Then there were the growing cases of violence. An assistant
doctor abandoned his career after a patient stabbed him in
the stomach and hand. A pregnant nurse was hospitalized after
being kicked in the belly.
The worsening economy and soaring inflation, which has reduced
some doctors’ salaries close to the level of the minimum wage,
have brought many to a tipping point, driving them in growing
numbers to search for better opportunities abroad.
Their departures are a sad indictment of President Recep
Tayyip Erdogan, who burnished his own reputation by expanding
universal health care over his 18 years in power. It was one
of his signature achievements. For many of his supporters,
that action alone remains their main reason to support him.
But the strains of those overhauls wrought by Erdogan, in
addition to those brought by the pandemic — and now galloping
inflation — have undermined the very professionals on whom the
health system depends.
Doctors complain of a grinding workload, diminishing returns
for their work, a drastic loss of respect for the profession
under Mr. Erdogan, and an increase in physical violence from
their own patients.
More than 1,400 Turkish doctors left their posts to work abroad
last year, and 4,000 over the past decade, according to the
Turkish Medical Assn, the largest association of medical
professionals in the country. Many more are preparing applications
and have requested certificates of good standing from the
organization, officials said.
“This is a result of long-accumulating issues,” said Bulent
Kilic, a professor of public health at Dokuz Eylul University
in the western city of Izmir. “In the last 20 years, there have
been serious changes in the name of reform, and I think the
heavy workload in the pandemic was the final straw.”
For a long time, the changes that Erdogan introduced bore fruit.
Turkey has long prided itself on the quality of its medical
schools and its medical professionals, and in recent years, it
has developed a thriving private health industry catering to
thousands of international as well as Turkish patients. Fifteen
new large city hospitals were built to expand the health service
while access was broadened for the public.
The health minister recently praised the president’s foresight,
saying the system held up well during the worst days of the
pandemic and facilities were never overwhelmed.
But the system is no doubt stressed, leaving doctors feeling
overburdened and underpaid.
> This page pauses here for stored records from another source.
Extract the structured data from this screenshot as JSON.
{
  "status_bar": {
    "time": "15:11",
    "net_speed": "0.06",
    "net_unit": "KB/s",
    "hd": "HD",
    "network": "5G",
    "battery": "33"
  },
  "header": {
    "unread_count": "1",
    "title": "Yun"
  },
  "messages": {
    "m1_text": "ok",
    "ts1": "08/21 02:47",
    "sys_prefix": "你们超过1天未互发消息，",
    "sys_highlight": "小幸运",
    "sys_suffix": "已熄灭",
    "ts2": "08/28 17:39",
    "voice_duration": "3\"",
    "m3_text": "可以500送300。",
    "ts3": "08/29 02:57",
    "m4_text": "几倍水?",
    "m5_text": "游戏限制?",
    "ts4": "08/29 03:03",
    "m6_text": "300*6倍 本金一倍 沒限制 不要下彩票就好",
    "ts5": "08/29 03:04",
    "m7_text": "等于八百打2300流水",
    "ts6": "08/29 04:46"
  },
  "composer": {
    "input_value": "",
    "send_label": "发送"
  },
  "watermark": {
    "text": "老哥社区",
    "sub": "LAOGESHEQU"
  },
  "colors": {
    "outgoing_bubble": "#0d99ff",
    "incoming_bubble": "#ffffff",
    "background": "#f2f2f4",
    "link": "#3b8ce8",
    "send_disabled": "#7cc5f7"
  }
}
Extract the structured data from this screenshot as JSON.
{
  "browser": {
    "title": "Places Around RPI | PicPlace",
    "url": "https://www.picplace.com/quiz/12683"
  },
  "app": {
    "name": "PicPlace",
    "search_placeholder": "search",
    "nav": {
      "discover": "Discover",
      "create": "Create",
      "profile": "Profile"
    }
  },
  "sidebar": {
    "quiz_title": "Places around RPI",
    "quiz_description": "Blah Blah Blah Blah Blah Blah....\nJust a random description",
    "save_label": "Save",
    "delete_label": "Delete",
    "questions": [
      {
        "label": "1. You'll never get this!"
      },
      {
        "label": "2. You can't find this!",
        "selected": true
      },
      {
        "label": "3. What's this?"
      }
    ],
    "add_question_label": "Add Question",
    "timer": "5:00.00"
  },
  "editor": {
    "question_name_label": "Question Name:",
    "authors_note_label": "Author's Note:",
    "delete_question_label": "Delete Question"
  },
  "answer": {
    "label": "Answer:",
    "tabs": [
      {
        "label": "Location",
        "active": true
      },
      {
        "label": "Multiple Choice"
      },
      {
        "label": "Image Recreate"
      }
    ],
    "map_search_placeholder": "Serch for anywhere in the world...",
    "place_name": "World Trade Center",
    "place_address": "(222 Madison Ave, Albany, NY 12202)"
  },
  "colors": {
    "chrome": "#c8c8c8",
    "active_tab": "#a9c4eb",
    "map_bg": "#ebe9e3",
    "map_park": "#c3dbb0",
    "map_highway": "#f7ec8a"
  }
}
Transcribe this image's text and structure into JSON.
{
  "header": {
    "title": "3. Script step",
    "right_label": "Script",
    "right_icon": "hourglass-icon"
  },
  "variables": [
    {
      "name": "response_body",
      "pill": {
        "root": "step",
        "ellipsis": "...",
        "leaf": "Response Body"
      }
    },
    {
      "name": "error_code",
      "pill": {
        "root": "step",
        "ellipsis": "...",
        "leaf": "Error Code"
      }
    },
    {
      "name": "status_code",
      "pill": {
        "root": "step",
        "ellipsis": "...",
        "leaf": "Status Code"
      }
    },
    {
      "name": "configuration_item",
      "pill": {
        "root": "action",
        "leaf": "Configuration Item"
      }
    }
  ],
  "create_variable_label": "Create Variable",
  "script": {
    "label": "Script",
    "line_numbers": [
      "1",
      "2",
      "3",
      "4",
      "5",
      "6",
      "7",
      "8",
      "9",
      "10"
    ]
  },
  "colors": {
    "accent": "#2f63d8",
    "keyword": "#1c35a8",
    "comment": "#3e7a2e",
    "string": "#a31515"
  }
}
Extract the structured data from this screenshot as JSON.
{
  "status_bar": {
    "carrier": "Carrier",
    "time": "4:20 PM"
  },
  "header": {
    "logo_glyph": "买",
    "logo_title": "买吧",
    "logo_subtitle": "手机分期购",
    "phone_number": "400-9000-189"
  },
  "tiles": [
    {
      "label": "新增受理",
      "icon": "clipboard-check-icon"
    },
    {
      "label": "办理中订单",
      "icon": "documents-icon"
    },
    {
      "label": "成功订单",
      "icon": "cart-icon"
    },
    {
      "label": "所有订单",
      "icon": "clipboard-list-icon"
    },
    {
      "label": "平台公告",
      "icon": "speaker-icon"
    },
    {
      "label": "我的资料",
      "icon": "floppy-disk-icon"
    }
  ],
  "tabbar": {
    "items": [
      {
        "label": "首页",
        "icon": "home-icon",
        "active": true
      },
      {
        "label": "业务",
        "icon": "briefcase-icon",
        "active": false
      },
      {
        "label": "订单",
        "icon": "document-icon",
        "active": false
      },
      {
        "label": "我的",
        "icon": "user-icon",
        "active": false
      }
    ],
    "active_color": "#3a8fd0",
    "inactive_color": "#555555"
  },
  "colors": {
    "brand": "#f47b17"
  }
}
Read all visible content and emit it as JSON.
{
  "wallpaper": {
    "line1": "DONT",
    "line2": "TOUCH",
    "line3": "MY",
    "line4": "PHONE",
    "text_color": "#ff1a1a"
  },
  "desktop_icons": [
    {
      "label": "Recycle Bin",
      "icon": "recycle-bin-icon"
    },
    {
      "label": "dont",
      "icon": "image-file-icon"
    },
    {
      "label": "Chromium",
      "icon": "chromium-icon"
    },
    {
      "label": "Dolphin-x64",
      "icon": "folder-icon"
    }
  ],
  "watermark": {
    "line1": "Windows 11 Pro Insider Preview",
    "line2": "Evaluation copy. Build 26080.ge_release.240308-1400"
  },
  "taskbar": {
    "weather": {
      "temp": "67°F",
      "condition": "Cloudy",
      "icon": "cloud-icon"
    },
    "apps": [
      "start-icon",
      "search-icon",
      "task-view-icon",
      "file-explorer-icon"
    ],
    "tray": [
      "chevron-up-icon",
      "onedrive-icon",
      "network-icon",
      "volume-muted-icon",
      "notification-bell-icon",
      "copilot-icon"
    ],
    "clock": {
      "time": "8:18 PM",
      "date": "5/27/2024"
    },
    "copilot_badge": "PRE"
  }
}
The steady erosion of their income
and status has been too much for many doctors to bear.
“Three years ago, I would have said the salary was fair, but now
it is not,” said Dr. Furkan Cagri Koral, 26, a junior doctor who
left Turkey only two years after graduating. “Doctors in Turkey
are working at the level of slave labor considering the workload
and the risks they are taking.”